“We are not a great dealer to ask. We just had the first week of temperatures above zero in a couple of months.”

In Mesa, Ariz., however, Bob Keller tells a similar story about the stimulus package: It’s too early to tell what the incentives will produce. Keller is sales manager of Bingham Equipment Company.

“We’re hoping for it to help,” Keller said. “It is sort of hard to tell yet. Even with the stimulus package most of the people we deal with are still concerned about the amount of business activity out there. It will help if the year picks up a bit, if the economy turns for the better. But if the economy stays flat…”

Keller said Bingham also benefited from the 2003 incentives, but that every situation is different.

“If a contractor needs the equipment and has the work to support it, he will go ahead and do something. But no one is going to buy equipment right now just because of the incentive package.”

Not a Complete Package

Everyone understands that the incentives are not a complete economic revival package. The Association of Equipment Manufacturers pressed Congress to go further than it did, for example, asking for additional emergency funding for infrastructure projects to give contractors more work and, hence, more reason to buy equipment.

“There have to be programs and projects. There needs to be work out there,” AEM’s Yaksich said. “What we said on the ag side was pass the farm bill. Sit down, reconcile differences and get a bill passed. On the construction side, what is needed is a long-term sustained commitment to build and rebuild our infrastructure. That is the kind of thing that is going to give contractors encouragement to make this investment in equipment.”
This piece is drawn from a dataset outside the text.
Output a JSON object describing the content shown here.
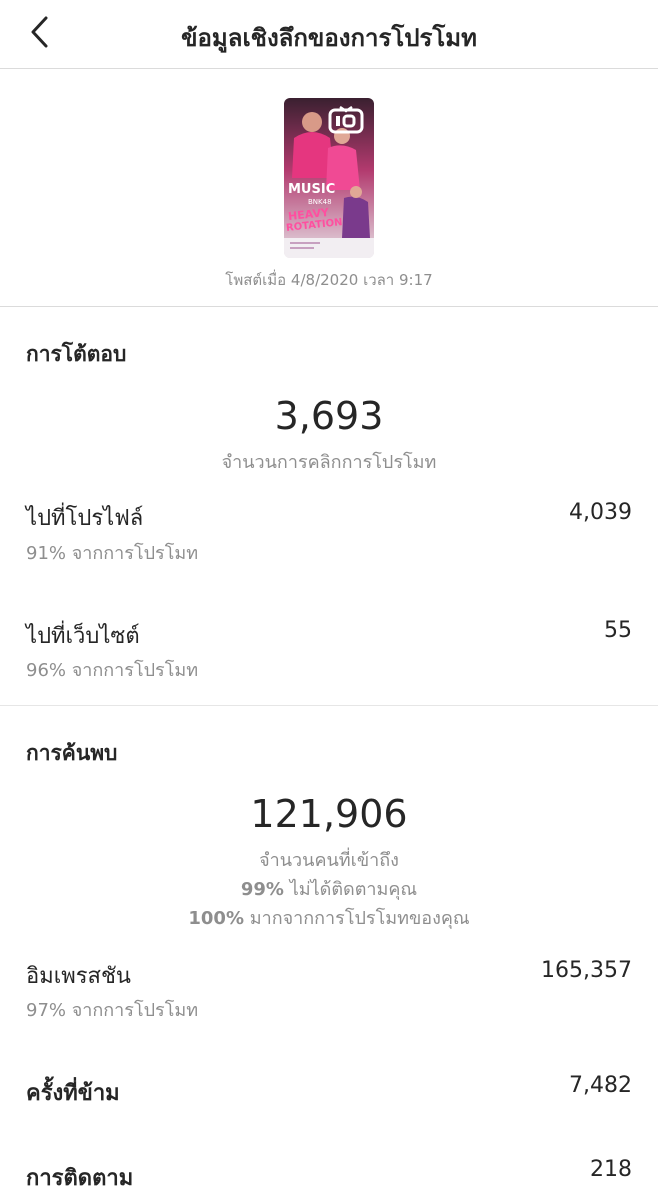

The AEM also is calling for approval of free trade agreements to keep the global market humming. Construction equipment exports in 2007 were up 26 percent from the year before — a total of $17.2 billion — and manufacturers don’t want that bubble to burst.
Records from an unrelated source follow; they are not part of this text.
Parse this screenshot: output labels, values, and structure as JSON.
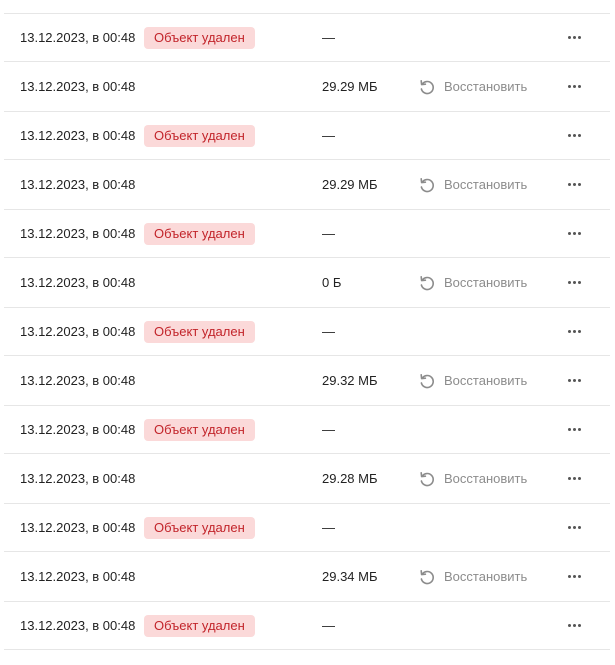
{
  "colors": {
    "badge_bg": "#fbd9d9",
    "badge_text": "#c2242a",
    "restore_text": "#8c8c8c",
    "divider": "#e6e6e6"
  },
  "rows": [
    {
      "date": "13.12.2023, в 00:48",
      "status": "Объект удален",
      "size": "—",
      "restore": ""
    },
    {
      "date": "13.12.2023, в 00:48",
      "status": "",
      "size": "29.29 МБ",
      "restore": "Восстановить"
    },
    {
      "date": "13.12.2023, в 00:48",
      "status": "Объект удален",
      "size": "—",
      "restore": ""
    },
    {
      "date": "13.12.2023, в 00:48",
      "status": "",
      "size": "29.29 МБ",
      "restore": "Восстановить"
    },
    {
      "date": "13.12.2023, в 00:48",
      "status": "Объект удален",
      "size": "—",
      "restore": ""
    },
    {
      "date": "13.12.2023, в 00:48",
      "status": "",
      "size": "0 Б",
      "restore": "Восстановить"
    },
    {
      "date": "13.12.2023, в 00:48",
      "status": "Объект удален",
      "size": "—",
      "restore": ""
    },
    {
      "date": "13.12.2023, в 00:48",
      "status": "",
      "size": "29.32 МБ",
      "restore": "Восстановить"
    },
    {
      "date": "13.12.2023, в 00:48",
      "status": "Объект удален",
      "size": "—",
      "restore": ""
    },
    {
      "date": "13.12.2023, в 00:48",
      "status": "",
      "size": "29.28 МБ",
      "restore": "Восстановить"
    },
    {
      "date": "13.12.2023, в 00:48",
      "status": "Объект удален",
      "size": "—",
      "restore": ""
    },
    {
      "date": "13.12.2023, в 00:48",
      "status": "",
      "size": "29.34 МБ",
      "restore": "Восстановить"
    },
    {
      "date": "13.12.2023, в 00:48",
      "status": "Объект удален",
      "size": "—",
      "restore": ""
    }
  ],
  "icons": {
    "restore": "undo-arrow-icon",
    "more": "more-horizontal-icon"
  }
}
Associated Equipment Distributors is pushing for more residential construction incentives, such as a home purchase tax credit, and calling for Congress to protect the Highway Trust Fund against further erosion.

Said Klein of AED: “We recognize that contractors are rational. They aren’t going to buy equipment if there is no work.”

Riecks at Wells Fargo and others see early signs of interest in the incentives. Equipment distributors, for example, are calling the bank’s experts for training so they can explain the arcane provisions of the incentive to potential buyers of equipment.

“There are a number of things going on,” Riecks said. “There is really quite a bit of hubbub. People are still in a fact-finding mode, and one of the power tips we want to share is that the way people can make the maximum use of the incentives is to get with their accountant early in the year so they can use it to their best advantage.”

Riecks expects much of the purchasing to occur at the beginning of the work season, in the first two quarters of the year. He also expects the incentives’ impact on the economy to be greater this year than it was five years ago.

“In 2003, the stimulus package came on the heels of 9/11, which slowed down the economy fairly dramatically, in both residential and commercial,” he said. “This time, commercial work really hasn’t slowed down, so there really is a lot of work to be done for people who do infrastructure work. I believe you will see much more impact from the stimulus this time.”

The equipment manufacturer and distributor groups joined this month to print a brochure for dealers to give to customers. A sense of urgency seems to surround the stimulus package and some of it has to do with the calendar: Equipment must be bought and placed in service this year. Therefore, contractors are encouraged not to wait until the last moment to act.

Yaksich of AEM believes that extension of the stimulus is unlikely.

“I don’t think they are going to extend it. If a contractor wants to maximize his tax breaks on equipment, he has to do it now.” CEG